Shine (1996) / Drama-Romance
MPAA Rated: PG-13 for nudity/sensuality and intense thematic elements
Running Time: 105 min.
Cast: Geoffrey Rush, Noah Taylor, Armin Mueller-Stahl, Alex Rafalowicz, Lynn Redgrave
Director: Scott Hicks
Screenplay: Jan Sardi, Scott Hicks
Review published May 21, 2001
Based on the true story of master pianist David Helfgott, Shine is a tour-de-force of acting by the three actors who play him in the film, most notably, of course, Geoffrey Rush (Elizabeth, Mystery Men) in his breakthrough performance. The film starts off in modern day, but flashes back for most of the first hour to David's childhood, where a stern father commands his every move to become the best pianist he can be. However, father isn't willing to make the sacrifice of David's departure to a music scholarship when the time comes, and summarily disowns him. David goes anyway, learning to control his passionate playing, achieving a balance which earns him award after award for his playing brilliance. Calamity strikes when David suffers a breakdown, whisking him away to a mental institution which frowns on David playing the piano for fear of a relapse. Once released, David takes the piano back up, and finds he hasn't missed a beat, wowing the locals at a local bar with his unbelievable classical skills.
Directed and written in terrific fashion by Scott Hicks (No Reservations, The Lucky Ones), Shine provides an inspirational tale delivering the message that even when all hope seems lost, the human spirit can rise once again, if one is willing to try. Beautiful music fills the film, making this a pleasant experience even without the uplifting storyline. Geoffrey Rush won the Oscar for his memorable performance as David in his older years, with nominations for Best Picture, Best Supporting Actor (Mueller-Stahl, Holy Matrimony), Best Director, Best Screenplay, Best Music and Best Editing, all of which are richly deserved.
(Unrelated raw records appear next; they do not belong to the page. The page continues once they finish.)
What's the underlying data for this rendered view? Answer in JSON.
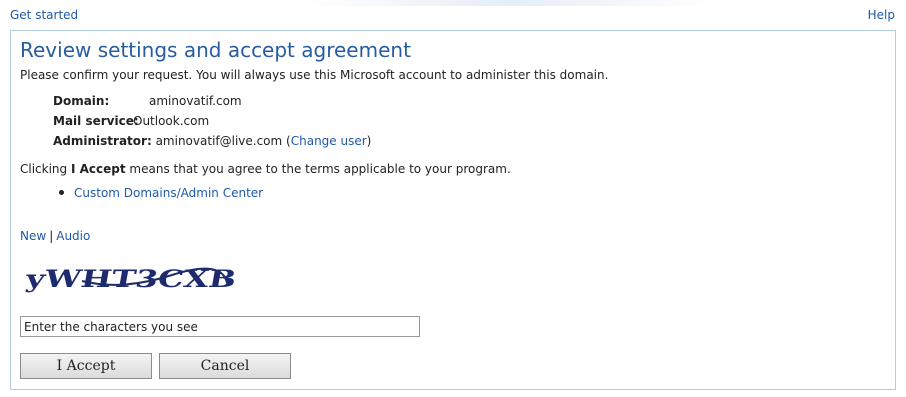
{
  "top": {
    "get_started": "Get started",
    "help": "Help"
  },
  "panel": {
    "title": "Review settings and accept agreement",
    "intro": "Please confirm your request. You will always use this Microsoft account to administer this domain.",
    "domain_label": "Domain:",
    "domain_value": "aminovatif.com",
    "mail_label": "Mail service:",
    "mail_value": "Outlook.com",
    "admin_label": "Administrator:",
    "admin_value": "aminovatif@live.com",
    "change_user_open": "(",
    "change_user": "Change user",
    "change_user_close": ")",
    "accept_prefix": "Clicking ",
    "accept_bold": "I Accept",
    "accept_suffix": " means that you agree to the terms applicable to your program.",
    "terms_link": "Custom Domains/Admin Center"
  },
  "captcha": {
    "new_label": "New",
    "separator": "|",
    "audio_label": "Audio",
    "image_text": "yWHT3CXB",
    "input_placeholder": "Enter the characters you see"
  },
  "buttons": {
    "accept": "I Accept",
    "cancel": "Cancel"
  },
  "colors": {
    "link": "#1f5aa8",
    "title": "#275da0",
    "border": "#b3cbe0",
    "captcha": "#1e2a6e"
  }
}
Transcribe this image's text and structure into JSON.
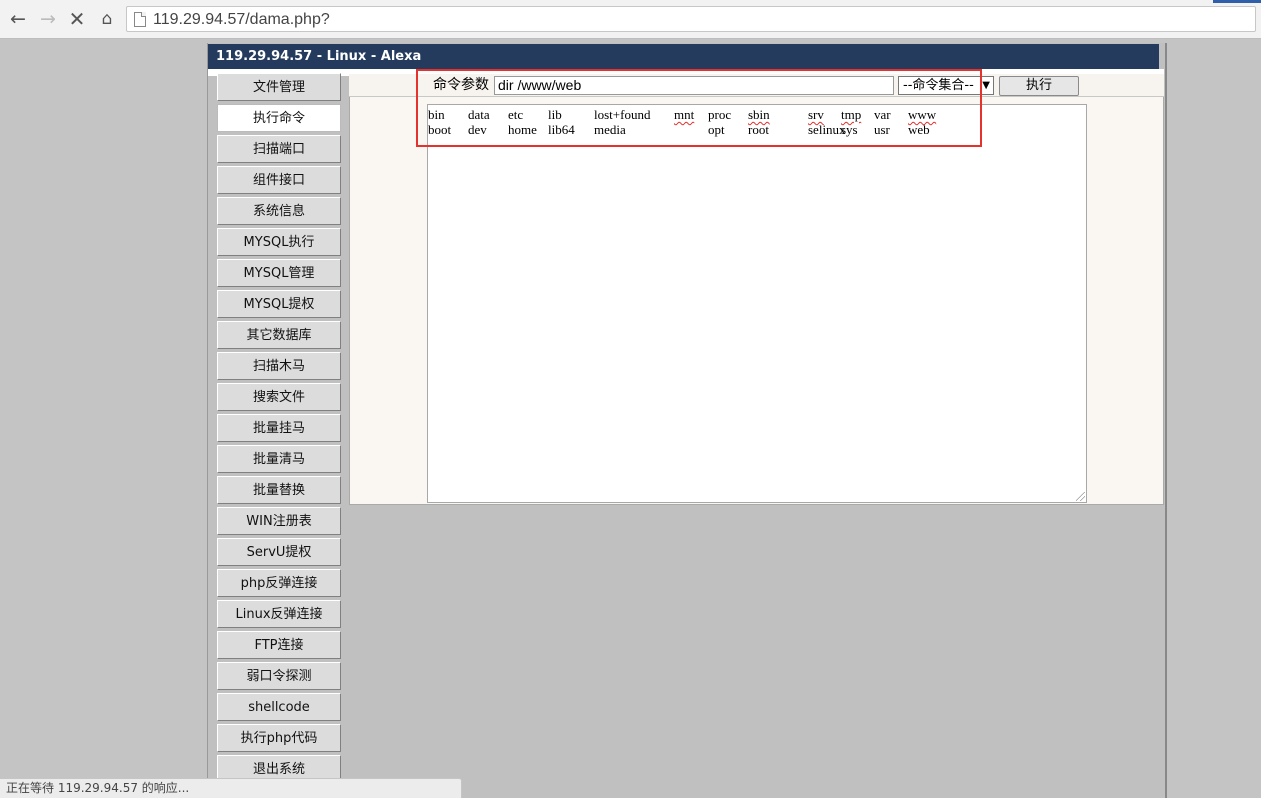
{
  "browser": {
    "url": "119.29.94.57/dama.php?",
    "back_icon": "arrow-left",
    "forward_icon": "arrow-right",
    "stop_icon": "close-x",
    "home_icon": "home"
  },
  "page": {
    "title": "119.29.94.57 - Linux - Alexa"
  },
  "sidebar": {
    "items": [
      {
        "label": "文件管理"
      },
      {
        "label": "执行命令",
        "active": true
      },
      {
        "label": "扫描端口"
      },
      {
        "label": "组件接口"
      },
      {
        "label": "系统信息"
      },
      {
        "label": "MYSQL执行"
      },
      {
        "label": "MYSQL管理"
      },
      {
        "label": "MYSQL提权"
      },
      {
        "label": "其它数据库"
      },
      {
        "label": "扫描木马"
      },
      {
        "label": "搜索文件"
      },
      {
        "label": "批量挂马"
      },
      {
        "label": "批量清马"
      },
      {
        "label": "批量替换"
      },
      {
        "label": "WIN注册表"
      },
      {
        "label": "ServU提权"
      },
      {
        "label": "php反弹连接"
      },
      {
        "label": "Linux反弹连接"
      },
      {
        "label": "FTP连接"
      },
      {
        "label": "弱口令探测"
      },
      {
        "label": "shellcode"
      },
      {
        "label": "执行php代码"
      },
      {
        "label": "退出系统"
      }
    ]
  },
  "command": {
    "label": "命令参数",
    "value": "dir /www/web",
    "select_value": "--命令集合--",
    "execute_label": "执行"
  },
  "output": {
    "rows": [
      [
        "bin",
        "data",
        "etc",
        "lib",
        "lost+found",
        "mnt",
        "proc",
        "sbin",
        "srv",
        "tmp",
        "var",
        "www"
      ],
      [
        "boot",
        "dev",
        "home",
        "lib64",
        "media",
        "",
        "opt",
        "root",
        "selinux",
        "sys",
        "usr",
        "web"
      ]
    ],
    "misspelled": [
      "mnt",
      "sbin",
      "srv",
      "tmp",
      "www"
    ]
  },
  "status": {
    "text": "正在等待 119.29.94.57 的响应..."
  },
  "colors": {
    "titlebar": "#243b5e",
    "highlight": "#e6322d",
    "page_bg": "#c4c4c4"
  }
}
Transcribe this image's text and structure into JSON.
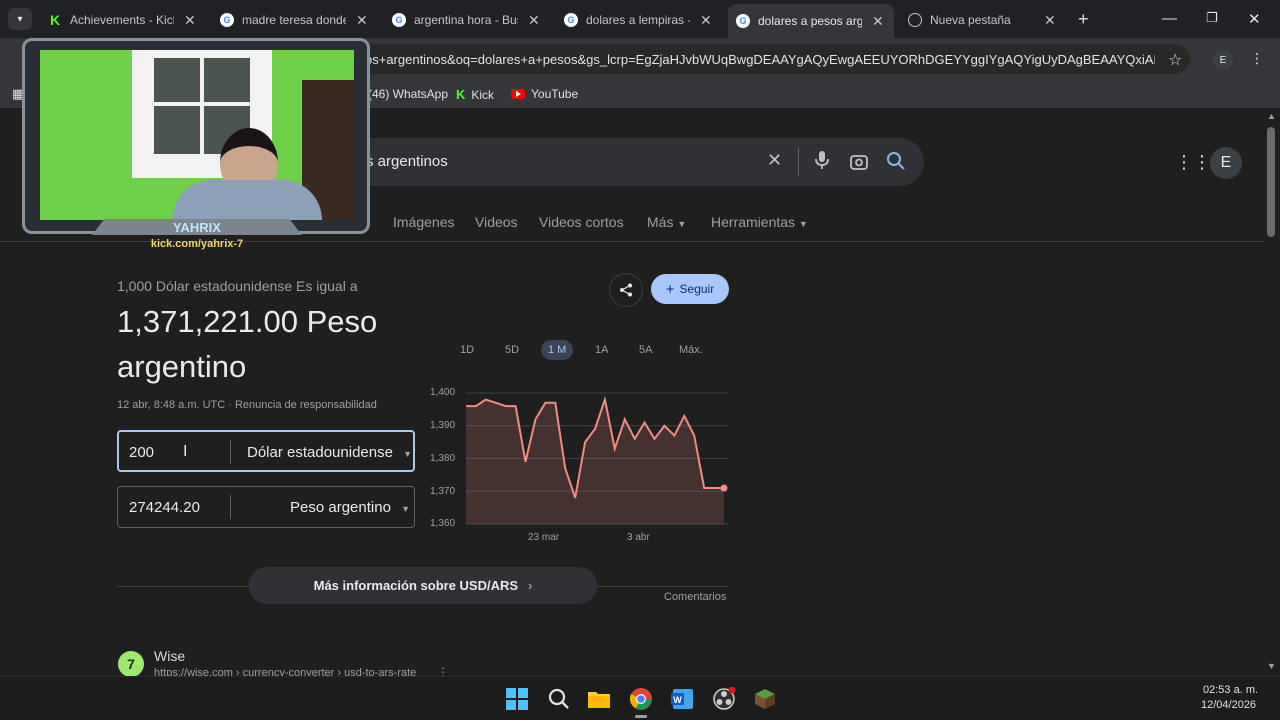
{
  "tabs": [
    {
      "label": "Achievements - Kick",
      "icon": "kick-icon"
    },
    {
      "label": "madre teresa donde",
      "icon": "google-icon"
    },
    {
      "label": "argentina hora - Busc",
      "icon": "google-icon"
    },
    {
      "label": "dolares a lempiras -",
      "icon": "google-icon"
    },
    {
      "label": "dolares a pesos arge",
      "icon": "google-icon",
      "active": true
    },
    {
      "label": "Nueva pestaña",
      "icon": "globe-icon"
    }
  ],
  "url": "os+argentinos&oq=dolares+a+pesos&gs_lcrp=EgZjaHJvbWUqBwgDEAAYgAQyEwgAEEUYORhDGEYYggIYgAQYigUyDAgBEAAYQxiAB...",
  "profile_initial": "E",
  "bookmarks": [
    {
      "label": "(46) WhatsApp"
    },
    {
      "label": "Kick"
    },
    {
      "label": "YouTube"
    }
  ],
  "search": {
    "query_visible": "s argentinos"
  },
  "nav_tabs": [
    "Imágenes",
    "Videos",
    "Videos cortos",
    "Más",
    "Herramientas"
  ],
  "converter": {
    "header": "1,000 Dólar estadounidense Es igual a",
    "result_line1": "1,371,221.00 Peso",
    "result_line2": "argentino",
    "timestamp": "12 abr, 8:48 a.m. UTC · Renuncia de responsabilidad",
    "from_value": "200",
    "from_currency": "Dólar estadounidense",
    "to_value": "274244.20",
    "to_currency": "Peso argentino",
    "follow_label": "Seguir",
    "more_info": "Más información sobre USD/ARS",
    "comments": "Comentarios"
  },
  "ranges": [
    "1D",
    "5D",
    "1 M",
    "1A",
    "5A",
    "Máx."
  ],
  "selected_range": "1 M",
  "chart_data": {
    "type": "line",
    "x_ticks": [
      "23 mar",
      "3 abr"
    ],
    "y_ticks": [
      "1,400",
      "1,390",
      "1,380",
      "1,370",
      "1,360"
    ],
    "ylim": [
      1360,
      1400
    ],
    "values": [
      1396,
      1396,
      1398,
      1397,
      1396,
      1396,
      1379,
      1392,
      1397,
      1397,
      1377,
      1368,
      1385,
      1389,
      1398,
      1383,
      1392,
      1386,
      1391,
      1386,
      1390,
      1387,
      1393,
      1387,
      1371,
      1371,
      1371
    ],
    "color": "#f28b82"
  },
  "result": {
    "site_name": "Wise",
    "site_url": "https://wise.com › currency-converter › usd-to-ars-rate"
  },
  "overlay": {
    "name": "YAHRIX",
    "link": "kick.com/yahrix-7"
  },
  "taskbar": {
    "time": "02:53 a. m.",
    "date": "12/04/2026"
  }
}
I should point out that, although Rush's performance and the lovely music are quite captivating, this isn't as moving or inspirational tale in and of itself, and although Helgott's playing is prodigious, without the fact that he is a talented fellow, this isn't unlike the story of many who have suffered a nervous breakdown.
That said, as a character study of an emotionally troubled musician, it does draw the fine line between genius and madness well, and in this case, blurring it. Hicks and Rush are the ones who shine in this production, making this essential viewing for all those who love classical music and well-crafted dramas with heart.
©2001 Vince Leo